On 27 October 2017, the European Free Trade Association Court (the EFTA Court) ruled that terms and conditions in a legal expenses contract which operate to release an insurance company from its obligations if the policyholder appoints a lawyer without its prior consent are incompatible with Article 201(a) of the Solvency II Directive. Article 201(a) gives policyholders the right to freely choose their own lawyer and requires legal expenses contracts to expressly provide for that right. While decisions of the EFTA Court are not binding, they are taken into account by the European Court of Justice.
Insurance Europe publishes paper on information overload and duplication
On 2 November 2017, Insurance Europe submitted a paper on 'information overload and duplication' to the European Commission's online REFIT Platform. According to the paper, IDD and PRIIPs will result in a significant increase in the volume of pre-contract information which must be provided to consumers. This, coupled with existing measures, risks consumers being overloaded and distracts from what is important. The paper also highlights where duplicative requirements exist across different EU measures and warns that this may result in consumers being provided with the same information more than once in different formats.
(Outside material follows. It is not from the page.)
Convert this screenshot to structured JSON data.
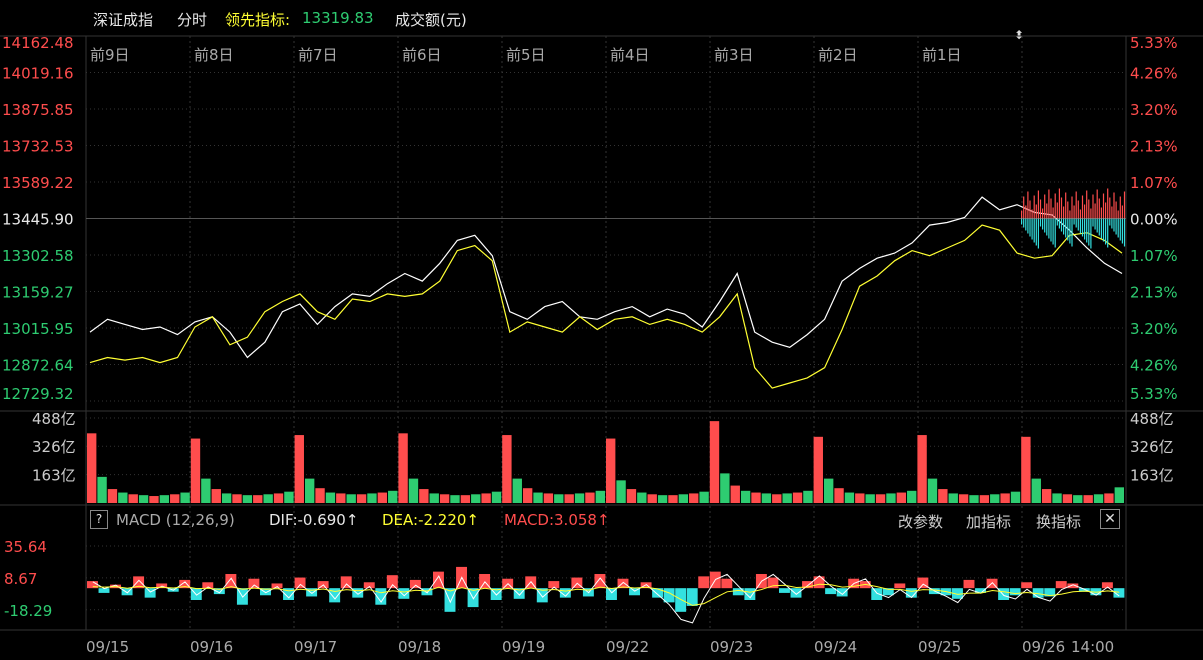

The paper also argues that the default requirement under IDD and other EU measures to provide information on paper does not necessarily align with the demands of modern consumers.